Six new exhibitions opened at the museum last Thursday, three of which present photography from talented female artists in honor of women at Marquette. The artists featured are Stella Johnson, Lucinda Devlin and Barbara Morgan, each of whom brings a different style and subject matter to the museum.
Wally Mason, director of the Haggerty, said he wanted to find a way to celebrate the centennial with the rest of the university.
“They are disparate in content,” said Wally Mason, director of the Haggerty, “and that was intentional because the only thing they have in common is that they are women.”
“Cameroon Images from Al Sol” displays nine images taken by Johnson in the west African nation of Cameroon. The images come from a series of over 40 photographs taken of rural families living in Mexico and Nicaragua as well as Cameroon.
In these photographs, Johnson recorded the daily lives of the Gbaya and Fulbe cultures in Djohong and other surrounding villages in the northeastern savannah region of the country. The individuals shown in the photographs live day to day without the luxuries of electricity or running water, let alone cell phones or the internet.
Johnson said her intention with this series was for people to appreciate others for who they are. She wanted to convey that everyone has the same desires, needs and loves, no matter what country they live in.
“These pictures are about the fleeting moments, the intangible gestures,” said Johnson. “It is not the moment itself that is important – the wedding, the baptism – it is the moment around the moment.”
Johnson said she is privileged to be included in Marquette’s Centennial Celebration of Women. For her, honoring the education of women is significant because it was always the men in the villages she visited who were educated first.
“In the places where I go women are absolutely subservient to men,” said Johnson. “The men are educated, and most of the women can’t read.”
Once a month, Johnson would take her photographs into the village of Bawaka Koi and hang them on a clothesline for people to see. She said those pictures transformed the lives of the women because they were able to participate in their community without needing to read any text. They could understand the photographs, and that was enough.
Jessica Grimm, a senior in the College of Nursing and student guard at the Haggerty, was happy to see the museum is using its resources to celebrate the women’s centennial. She was also impressed by Johnson’s work.
“She is showing that women can do it too, you know,” said Grimm. “Women can travel and take pictures just like men can.”
Like Johnson’s work, Devlin’s photography serves a documentary purpose. Her collection, “The Omega Suites,” presents 12 photographs of execution chambers, holding cells and viewing rooms in penitentiaries across the United States.
Lynne Shumow, educational director at the Haggerty, said it is a strong exhibition that addresses all the issues behind capital punishment.
“It is something people don’t normally see,” said Shumow. “It is making something visible that is usually invisible.”
The title “The Omega Suites” is a deliberate allusion to the final letter of the Greek alphabet, which Devlin uses as a metaphor for the finality of execution. It is also clever because the word ‘suites’ produces a mental image of lavish, elegant rooms when it actually refers to some of the most barren and sterile spaces in America.

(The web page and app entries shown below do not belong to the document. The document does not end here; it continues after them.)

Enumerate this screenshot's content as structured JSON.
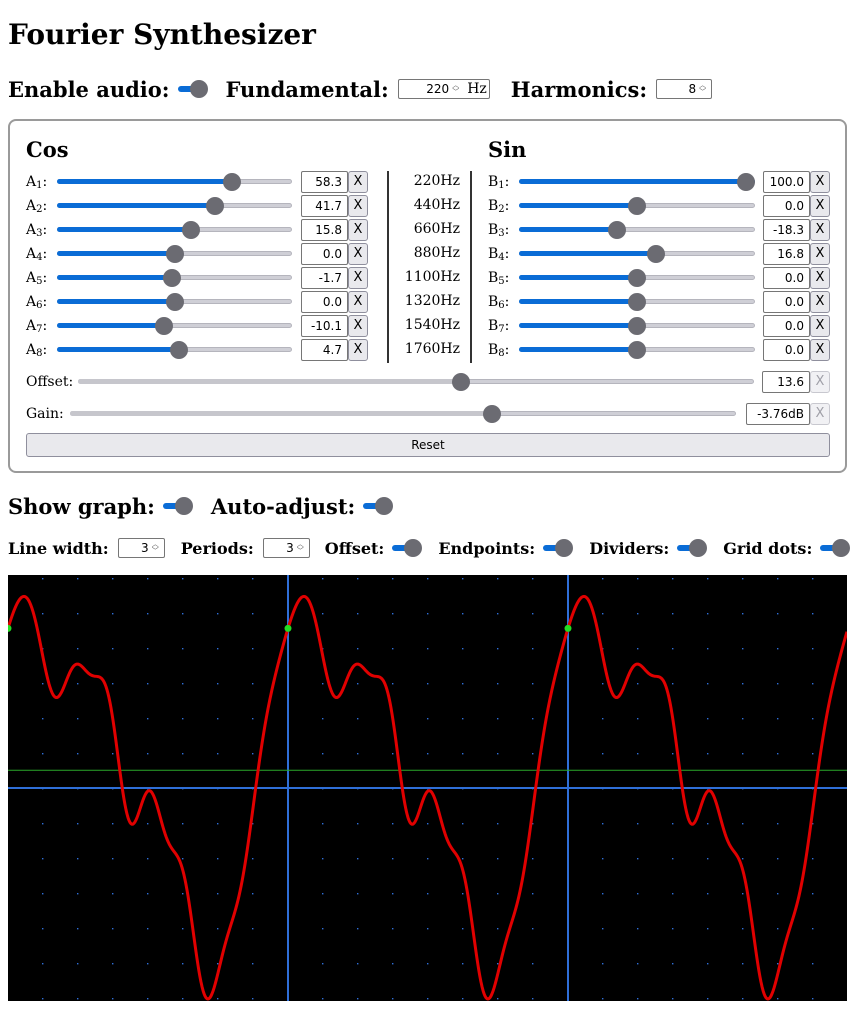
{
  "app": {
    "title": "Fourier Synthesizer"
  },
  "controls": {
    "enable_audio_label": "Enable audio:",
    "fundamental_label": "Fundamental:",
    "fundamental_value": "220",
    "fundamental_unit": "Hz",
    "harmonics_label": "Harmonics:",
    "harmonics_value": "8"
  },
  "panel": {
    "cos_title": "Cos",
    "sin_title": "Sin",
    "clear_label": "X",
    "cos_rows": [
      {
        "name": "A",
        "index": "1",
        "value": "58.3",
        "pos": 0.765
      },
      {
        "name": "A",
        "index": "2",
        "value": "41.7",
        "pos": 0.685
      },
      {
        "name": "A",
        "index": "3",
        "value": "15.8",
        "pos": 0.575
      },
      {
        "name": "A",
        "index": "4",
        "value": "0.0",
        "pos": 0.5
      },
      {
        "name": "A",
        "index": "5",
        "value": "-1.7",
        "pos": 0.49
      },
      {
        "name": "A",
        "index": "6",
        "value": "0.0",
        "pos": 0.5
      },
      {
        "name": "A",
        "index": "7",
        "value": "-10.1",
        "pos": 0.45
      },
      {
        "name": "A",
        "index": "8",
        "value": "4.7",
        "pos": 0.52
      }
    ],
    "frequencies": [
      "220Hz",
      "440Hz",
      "660Hz",
      "880Hz",
      "1100Hz",
      "1320Hz",
      "1540Hz",
      "1760Hz"
    ],
    "sin_rows": [
      {
        "name": "B",
        "index": "1",
        "value": "100.0",
        "pos": 1.0
      },
      {
        "name": "B",
        "index": "2",
        "value": "0.0",
        "pos": 0.5
      },
      {
        "name": "B",
        "index": "3",
        "value": "-18.3",
        "pos": 0.41
      },
      {
        "name": "B",
        "index": "4",
        "value": "16.8",
        "pos": 0.585
      },
      {
        "name": "B",
        "index": "5",
        "value": "0.0",
        "pos": 0.5
      },
      {
        "name": "B",
        "index": "6",
        "value": "0.0",
        "pos": 0.5
      },
      {
        "name": "B",
        "index": "7",
        "value": "0.0",
        "pos": 0.5
      },
      {
        "name": "B",
        "index": "8",
        "value": "0.0",
        "pos": 0.5
      }
    ],
    "offset_label": "Offset:",
    "offset_value": "13.6",
    "offset_pos": 0.568,
    "gain_label": "Gain:",
    "gain_value": "-3.76dB",
    "gain_pos": 0.637,
    "reset_label": "Reset"
  },
  "graph_controls": {
    "show_graph_label": "Show graph:",
    "auto_adjust_label": "Auto-adjust:",
    "line_width_label": "Line width:",
    "line_width_value": "3",
    "periods_label": "Periods:",
    "periods_value": "3",
    "offset_label": "Offset:",
    "endpoints_label": "Endpoints:",
    "dividers_label": "Dividers:",
    "grid_dots_label": "Grid dots:"
  },
  "colors": {
    "accent": "#0a6cd6",
    "waveform": "#e00000",
    "axis": "#2f6fd8",
    "offset_line": "#2aa82a",
    "endpoint": "#22dd22",
    "background": "#000000"
  }
}
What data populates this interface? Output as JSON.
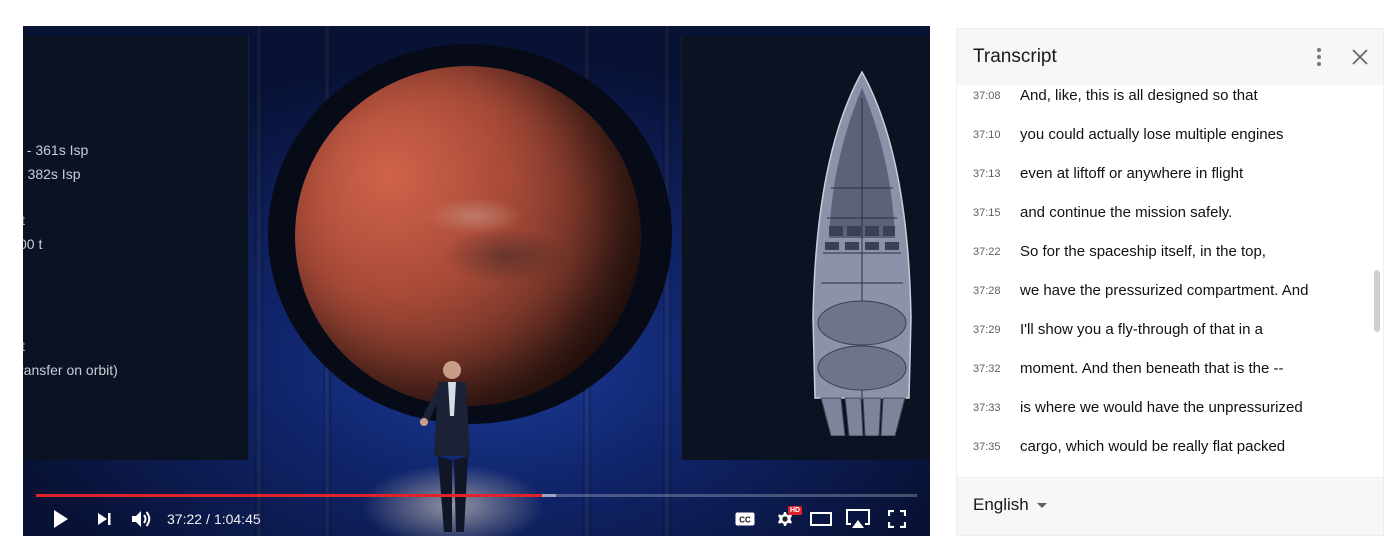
{
  "video": {
    "slide_text": [
      "t - 361s Isp",
      "- 382s Isp",
      "t",
      "00 t",
      "t",
      "ransfer on orbit)"
    ],
    "progress_fraction": 0.5746,
    "loaded_fraction": 0.59,
    "current_time": "37:22",
    "time_separator": "/",
    "duration": "1:04:45",
    "hd_badge": "HD",
    "controls": [
      "play-icon",
      "next-icon",
      "volume-icon",
      "captions-icon",
      "settings-icon",
      "theater-icon",
      "airplay-icon",
      "fullscreen-icon"
    ],
    "accent_color": "#e0232a"
  },
  "transcript": {
    "title": "Transcript",
    "lines": [
      {
        "time": "37:08",
        "text": "And, like, this is all designed so that"
      },
      {
        "time": "37:10",
        "text": "you could actually lose multiple engines"
      },
      {
        "time": "37:13",
        "text": "even at liftoff or anywhere in flight"
      },
      {
        "time": "37:15",
        "text": "and continue the mission safely."
      },
      {
        "time": "37:22",
        "text": "So for the spaceship itself, in the top,"
      },
      {
        "time": "37:28",
        "text": "we have the pressurized compartment. And"
      },
      {
        "time": "37:29",
        "text": "I'll show you a fly-through of that in a"
      },
      {
        "time": "37:32",
        "text": "moment. And then beneath that is the --"
      },
      {
        "time": "37:33",
        "text": "is where we would have the unpressurized"
      },
      {
        "time": "37:35",
        "text": "cargo, which would be really flat packed"
      }
    ],
    "language": "English"
  }
}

Not unlike the title, the photographs themselves are quite enticing until you realize exactly what they depict.
“They are very beautiful,” said Shumow. “You see the composition and you see the lighting, but then it really makes you think.”
Caitlin O’Brien, a sophomore in the College of Arts & Sciences and student guard at the Haggerty, agreed with Shumow’s sentiment: you’re drawn in before you really know what you are looking at.
“I feel like it is half intriguing and half terrifying,” said O’Brien.
Devlin effectively addresses one of the most controversial topics of the century by creating images that stick in people’s minds long after they’ve left the museum.
Morgan’s collection, “The Montages,” differs from Johnson and Devlin’s work in that it is not documentary-based.
“The Montages” is a selection of the museum’s permanent collection that shows off some of Morgan’s most innovative black and white pieces with unique images of cityscapes and street scenes. Produced in the 1930s and 1940s, these photographs are among the more experimental pieces in modern American photography.
Morgan uses photographic techniques like double exposure and photomontage that give her work an intriguing ambiguity. Double exposure is a technique in which the film is exposed twice to two different images, in order to create a photograph that shows the second image superimposed over the first. With photomontage, multiple negatives are layered to combine the images into one composition.
“Barbara’s (works) are very experimental types of imagery,” said Shumow, “and she is not working with digital photography.”
All three exhibitions will be at the Haggerty until April 18. Admission is free and open to the public.